Data from the American College of Cardiology's National Cardiovascular Data Registry was the source of several published studies in recent months, including a study that found women were less likely to use oral anticoagulants to treat atrial fibrillation.
‘Decreasing the use of warfarin and increasing the use of oral anticoagulants can eliminate sex differences eventually.’
Women with atrial fibrillation (AFib) are significantly less likely to use oral anticoagulants (OAC), across all levels of the CHA?DS?-VASc risk score, according to a study published in the Journal of the American Heart Association.
Led by Lauren E. Thompson, MD, et al., the study used ACC's PINNACLE Registry to analyze patients diagnosed with AFib between May 2008 and December 2014.
Of the 691,906 patients included in the analysis, 48.5 percent were women who were older and had a lower body mass index, a lower prevalence of coronary artery disease and a higher prevalence of many CHA?DS?-VASc risk factors.
Results found that while 59 percent of the study population was prescribed an OAC, women were less likely than men to use any OAC overall (56.7 percent vs. 61 percent) and at all levels of the CHA?DS?-VASc score (adjusted risk ratio 9 percent to 33 percent lower).
Overall OAC use increased for both sexes over the six-year study, with women seeing a slightly higher rate in non-vitamin-K OAC use than men (increase per year 56.2 percent vs. 53.6 percent) between 2010 and 2014. However, women remained less likely to receive any OAC throughout the study period.
Researchers note that "Despite the introduction of the CHA₂DS₂-VASc score and NOACs, a risk treatment paradox for OAC use in eligible women with AF[ib] persists.

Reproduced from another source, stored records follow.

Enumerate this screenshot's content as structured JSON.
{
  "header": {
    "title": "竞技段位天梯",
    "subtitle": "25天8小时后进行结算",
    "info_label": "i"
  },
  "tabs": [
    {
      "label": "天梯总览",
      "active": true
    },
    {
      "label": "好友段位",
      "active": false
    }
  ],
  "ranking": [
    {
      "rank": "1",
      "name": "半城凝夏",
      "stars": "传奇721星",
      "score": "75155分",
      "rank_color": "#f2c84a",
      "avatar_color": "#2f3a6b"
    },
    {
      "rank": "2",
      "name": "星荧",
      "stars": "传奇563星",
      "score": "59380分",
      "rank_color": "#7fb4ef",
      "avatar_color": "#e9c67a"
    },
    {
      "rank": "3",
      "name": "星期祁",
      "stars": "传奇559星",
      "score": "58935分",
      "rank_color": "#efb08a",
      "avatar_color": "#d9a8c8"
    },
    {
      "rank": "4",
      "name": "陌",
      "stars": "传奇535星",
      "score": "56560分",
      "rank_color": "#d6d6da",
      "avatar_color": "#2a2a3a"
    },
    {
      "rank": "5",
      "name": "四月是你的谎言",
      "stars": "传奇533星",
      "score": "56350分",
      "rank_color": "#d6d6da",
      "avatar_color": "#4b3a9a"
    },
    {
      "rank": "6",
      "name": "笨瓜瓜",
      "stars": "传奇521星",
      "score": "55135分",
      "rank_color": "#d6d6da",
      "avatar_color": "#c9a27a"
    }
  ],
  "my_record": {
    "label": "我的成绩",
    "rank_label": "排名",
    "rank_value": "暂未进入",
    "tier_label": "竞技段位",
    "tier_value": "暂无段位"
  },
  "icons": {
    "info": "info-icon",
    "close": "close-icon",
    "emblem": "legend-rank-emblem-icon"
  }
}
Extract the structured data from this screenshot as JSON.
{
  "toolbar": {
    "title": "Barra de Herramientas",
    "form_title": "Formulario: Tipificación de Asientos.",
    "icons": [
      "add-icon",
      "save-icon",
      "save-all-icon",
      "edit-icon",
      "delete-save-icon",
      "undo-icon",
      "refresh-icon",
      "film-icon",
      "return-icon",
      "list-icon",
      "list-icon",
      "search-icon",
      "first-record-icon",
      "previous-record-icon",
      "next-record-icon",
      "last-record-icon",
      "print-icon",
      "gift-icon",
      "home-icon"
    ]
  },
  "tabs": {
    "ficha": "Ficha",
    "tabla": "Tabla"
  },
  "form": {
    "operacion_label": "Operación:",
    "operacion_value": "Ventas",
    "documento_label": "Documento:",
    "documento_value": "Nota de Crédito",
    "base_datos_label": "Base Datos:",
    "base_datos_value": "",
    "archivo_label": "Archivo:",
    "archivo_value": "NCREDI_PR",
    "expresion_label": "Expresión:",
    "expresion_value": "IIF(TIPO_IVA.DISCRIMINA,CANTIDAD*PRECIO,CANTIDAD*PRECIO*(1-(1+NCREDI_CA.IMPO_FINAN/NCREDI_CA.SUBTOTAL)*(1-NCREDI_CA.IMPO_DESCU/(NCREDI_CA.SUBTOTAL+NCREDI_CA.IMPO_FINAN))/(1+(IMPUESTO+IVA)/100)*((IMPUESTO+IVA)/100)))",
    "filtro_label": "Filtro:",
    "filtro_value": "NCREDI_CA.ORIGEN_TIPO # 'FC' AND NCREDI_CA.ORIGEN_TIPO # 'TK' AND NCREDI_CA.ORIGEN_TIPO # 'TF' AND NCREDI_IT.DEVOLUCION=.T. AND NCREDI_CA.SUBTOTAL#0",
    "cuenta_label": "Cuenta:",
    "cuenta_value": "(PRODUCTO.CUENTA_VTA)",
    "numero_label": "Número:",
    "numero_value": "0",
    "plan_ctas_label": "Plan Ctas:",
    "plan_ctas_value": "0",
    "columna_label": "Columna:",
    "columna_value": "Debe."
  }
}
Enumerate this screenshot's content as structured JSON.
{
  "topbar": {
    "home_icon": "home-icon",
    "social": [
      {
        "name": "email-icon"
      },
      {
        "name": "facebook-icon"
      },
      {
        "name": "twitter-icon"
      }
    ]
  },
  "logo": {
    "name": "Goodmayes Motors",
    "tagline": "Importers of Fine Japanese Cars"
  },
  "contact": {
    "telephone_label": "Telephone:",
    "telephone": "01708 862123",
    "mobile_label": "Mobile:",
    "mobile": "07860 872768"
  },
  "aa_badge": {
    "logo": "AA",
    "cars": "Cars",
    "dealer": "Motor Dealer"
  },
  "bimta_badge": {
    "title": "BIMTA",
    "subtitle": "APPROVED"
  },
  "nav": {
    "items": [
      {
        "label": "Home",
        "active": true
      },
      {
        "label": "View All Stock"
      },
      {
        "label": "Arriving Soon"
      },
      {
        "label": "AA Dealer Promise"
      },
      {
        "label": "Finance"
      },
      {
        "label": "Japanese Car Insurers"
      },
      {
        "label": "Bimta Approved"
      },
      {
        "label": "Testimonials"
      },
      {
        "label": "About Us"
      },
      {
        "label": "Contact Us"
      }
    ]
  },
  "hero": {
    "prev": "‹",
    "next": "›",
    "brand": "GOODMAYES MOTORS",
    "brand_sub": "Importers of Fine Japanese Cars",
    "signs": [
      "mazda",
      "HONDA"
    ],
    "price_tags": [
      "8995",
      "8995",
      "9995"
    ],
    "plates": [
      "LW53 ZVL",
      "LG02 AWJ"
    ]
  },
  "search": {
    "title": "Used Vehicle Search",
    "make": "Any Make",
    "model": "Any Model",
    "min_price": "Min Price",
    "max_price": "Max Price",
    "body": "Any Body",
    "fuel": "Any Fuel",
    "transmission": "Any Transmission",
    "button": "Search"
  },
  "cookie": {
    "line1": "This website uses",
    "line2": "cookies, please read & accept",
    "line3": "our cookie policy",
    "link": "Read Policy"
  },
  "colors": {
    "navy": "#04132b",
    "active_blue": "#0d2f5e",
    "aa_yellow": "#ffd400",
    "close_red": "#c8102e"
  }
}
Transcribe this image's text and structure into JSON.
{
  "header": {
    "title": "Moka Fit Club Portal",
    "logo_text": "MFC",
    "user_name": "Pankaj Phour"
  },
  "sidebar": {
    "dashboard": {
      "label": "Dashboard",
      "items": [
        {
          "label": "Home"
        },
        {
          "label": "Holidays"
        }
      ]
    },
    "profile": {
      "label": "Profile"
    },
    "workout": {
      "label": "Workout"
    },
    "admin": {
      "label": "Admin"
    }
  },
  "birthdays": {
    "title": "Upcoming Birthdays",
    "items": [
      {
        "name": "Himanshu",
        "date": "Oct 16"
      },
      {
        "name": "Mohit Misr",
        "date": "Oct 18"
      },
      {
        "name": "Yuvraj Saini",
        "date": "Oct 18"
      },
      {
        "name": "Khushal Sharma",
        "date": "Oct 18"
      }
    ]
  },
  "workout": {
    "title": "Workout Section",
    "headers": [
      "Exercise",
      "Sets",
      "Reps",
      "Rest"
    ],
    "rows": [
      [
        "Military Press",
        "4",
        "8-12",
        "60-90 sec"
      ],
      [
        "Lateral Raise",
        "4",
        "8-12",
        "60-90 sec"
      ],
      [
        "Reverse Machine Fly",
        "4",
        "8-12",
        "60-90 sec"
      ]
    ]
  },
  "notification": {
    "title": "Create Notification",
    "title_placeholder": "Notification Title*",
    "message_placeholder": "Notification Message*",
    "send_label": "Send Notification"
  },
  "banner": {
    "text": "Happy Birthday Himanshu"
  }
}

Our study suggest that female sex is underemphasized as a thromboembolic risk factor."
They add, "Our findings suggest that sex differences in OAC use may be primarily due to differences in use of warfarin."
Highlighting the decrease of warfarin use and increase of NOAC use, they believe, "it is possible that if NOAC use continues to increase over time, sex differences in overall OAC use may decrease and eventually be eliminated."
In conclusion, the study authors note that "Further studies are needed to understand whether lower rates of OAC use in women are associated with differences in clinical outcomes, and if so, action is needed to eliminated unnecessary differences in OAC use by sex."